China’s securities regulator has fined a former Shenzhen bourse official 251 million yuan ($36.5 million) for making illegal trades to profit from company IPOs, underscoring Beijing’s drive to root out bad behaviour in its equities markets.
The China Securities and Regulatory Commission (CSRC) said on its official microblog late on Friday it had fined Feng Xiaoshu, formerly a member of the Shenzhen exchange’s listing approvals committee, and confiscated 248 million yuan he made through the trades.
Feng had used relatives accounts to buy shares in companies ahead of initial public offerings, which he would then sell after the price had shot up following the listing, it said, adding Feng would be barred from the market for life.
Chinese regulators have turned their sights on controlling risks in financial markets as speculative activity and leverage in the economy rise, with the securities regulator vowing to clear out “abnormal phenomena” from capital markets.
Last week the head of China’s securities regulator said stock exchange overseers must “brandish the sword” and combat any activities that disturb market order.
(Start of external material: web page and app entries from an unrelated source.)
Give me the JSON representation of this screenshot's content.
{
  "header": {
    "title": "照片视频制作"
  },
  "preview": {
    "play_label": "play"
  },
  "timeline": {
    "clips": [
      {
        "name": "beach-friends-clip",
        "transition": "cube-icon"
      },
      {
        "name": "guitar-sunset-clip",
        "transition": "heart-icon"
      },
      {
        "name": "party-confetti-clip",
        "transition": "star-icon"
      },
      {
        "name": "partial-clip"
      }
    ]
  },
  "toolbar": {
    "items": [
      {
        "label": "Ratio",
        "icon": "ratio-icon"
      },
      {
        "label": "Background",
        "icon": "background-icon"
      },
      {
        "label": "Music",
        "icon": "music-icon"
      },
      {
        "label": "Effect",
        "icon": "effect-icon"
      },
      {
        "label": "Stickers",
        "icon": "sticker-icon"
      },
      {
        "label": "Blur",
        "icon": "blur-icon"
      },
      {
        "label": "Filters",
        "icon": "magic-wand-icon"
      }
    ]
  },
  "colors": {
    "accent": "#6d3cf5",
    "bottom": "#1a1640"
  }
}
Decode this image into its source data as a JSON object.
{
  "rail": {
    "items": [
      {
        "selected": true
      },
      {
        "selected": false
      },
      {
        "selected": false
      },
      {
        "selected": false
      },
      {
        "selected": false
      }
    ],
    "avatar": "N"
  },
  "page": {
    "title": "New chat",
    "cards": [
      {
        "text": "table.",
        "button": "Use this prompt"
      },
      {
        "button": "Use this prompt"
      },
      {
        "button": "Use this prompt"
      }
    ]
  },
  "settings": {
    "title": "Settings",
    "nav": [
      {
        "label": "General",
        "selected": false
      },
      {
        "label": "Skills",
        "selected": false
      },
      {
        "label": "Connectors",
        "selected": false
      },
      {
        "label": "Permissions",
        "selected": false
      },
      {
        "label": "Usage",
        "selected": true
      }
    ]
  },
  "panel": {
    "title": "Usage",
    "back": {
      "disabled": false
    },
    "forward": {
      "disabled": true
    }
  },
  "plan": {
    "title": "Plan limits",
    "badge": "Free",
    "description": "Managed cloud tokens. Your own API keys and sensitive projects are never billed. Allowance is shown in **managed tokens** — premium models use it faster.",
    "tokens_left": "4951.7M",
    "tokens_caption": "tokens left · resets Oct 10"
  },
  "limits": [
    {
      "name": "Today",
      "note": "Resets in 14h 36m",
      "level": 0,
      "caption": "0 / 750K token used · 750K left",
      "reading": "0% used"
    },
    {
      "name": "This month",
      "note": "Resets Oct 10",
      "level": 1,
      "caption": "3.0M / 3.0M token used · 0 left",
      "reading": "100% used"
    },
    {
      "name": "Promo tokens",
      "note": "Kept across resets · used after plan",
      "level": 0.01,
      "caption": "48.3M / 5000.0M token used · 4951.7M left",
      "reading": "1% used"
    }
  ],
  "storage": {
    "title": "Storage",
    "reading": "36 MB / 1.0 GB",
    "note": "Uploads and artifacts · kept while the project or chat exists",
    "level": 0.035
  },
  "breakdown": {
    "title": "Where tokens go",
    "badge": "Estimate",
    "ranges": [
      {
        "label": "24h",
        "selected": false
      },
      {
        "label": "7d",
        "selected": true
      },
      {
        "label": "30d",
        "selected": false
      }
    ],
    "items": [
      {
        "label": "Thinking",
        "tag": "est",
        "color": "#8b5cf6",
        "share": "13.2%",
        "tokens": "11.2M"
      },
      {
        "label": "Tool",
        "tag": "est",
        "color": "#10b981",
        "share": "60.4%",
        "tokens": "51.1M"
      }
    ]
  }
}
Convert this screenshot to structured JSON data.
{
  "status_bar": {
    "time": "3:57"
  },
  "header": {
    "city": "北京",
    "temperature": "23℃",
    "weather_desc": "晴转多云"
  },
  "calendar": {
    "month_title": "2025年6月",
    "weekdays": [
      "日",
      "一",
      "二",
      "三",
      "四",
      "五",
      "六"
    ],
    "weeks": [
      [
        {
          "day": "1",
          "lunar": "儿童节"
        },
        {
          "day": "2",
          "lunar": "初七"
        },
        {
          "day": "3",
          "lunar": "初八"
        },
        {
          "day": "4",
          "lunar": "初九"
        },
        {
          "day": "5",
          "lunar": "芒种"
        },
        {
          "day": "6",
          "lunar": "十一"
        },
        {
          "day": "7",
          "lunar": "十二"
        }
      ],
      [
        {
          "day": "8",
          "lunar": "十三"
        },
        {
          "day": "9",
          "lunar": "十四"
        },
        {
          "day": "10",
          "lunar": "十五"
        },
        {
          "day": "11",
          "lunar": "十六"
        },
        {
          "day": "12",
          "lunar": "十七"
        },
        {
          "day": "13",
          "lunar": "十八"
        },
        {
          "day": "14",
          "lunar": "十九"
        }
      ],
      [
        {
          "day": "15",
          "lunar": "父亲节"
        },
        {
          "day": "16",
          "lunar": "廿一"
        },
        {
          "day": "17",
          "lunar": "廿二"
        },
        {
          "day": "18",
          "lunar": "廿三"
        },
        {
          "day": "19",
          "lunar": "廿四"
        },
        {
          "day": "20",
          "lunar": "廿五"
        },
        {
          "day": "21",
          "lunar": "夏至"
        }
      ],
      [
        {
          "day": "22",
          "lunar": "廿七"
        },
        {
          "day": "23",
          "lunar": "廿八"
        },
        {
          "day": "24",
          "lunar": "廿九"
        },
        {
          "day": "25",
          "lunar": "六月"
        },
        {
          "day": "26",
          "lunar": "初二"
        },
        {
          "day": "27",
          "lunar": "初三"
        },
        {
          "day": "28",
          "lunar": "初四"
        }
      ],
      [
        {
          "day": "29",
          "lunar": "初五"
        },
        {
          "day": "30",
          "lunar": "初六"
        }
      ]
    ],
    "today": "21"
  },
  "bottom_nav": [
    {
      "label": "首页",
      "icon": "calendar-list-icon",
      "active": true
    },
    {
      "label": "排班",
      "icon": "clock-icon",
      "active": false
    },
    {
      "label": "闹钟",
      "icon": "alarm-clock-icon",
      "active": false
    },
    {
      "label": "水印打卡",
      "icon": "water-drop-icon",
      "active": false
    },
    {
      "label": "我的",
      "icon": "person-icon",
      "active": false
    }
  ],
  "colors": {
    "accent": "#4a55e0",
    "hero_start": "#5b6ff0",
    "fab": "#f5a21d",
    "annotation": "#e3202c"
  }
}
China’s crackdown on illegal market activities has intensified since a mid-2015 stock market crash that wiped out almost $3 trillion of share value.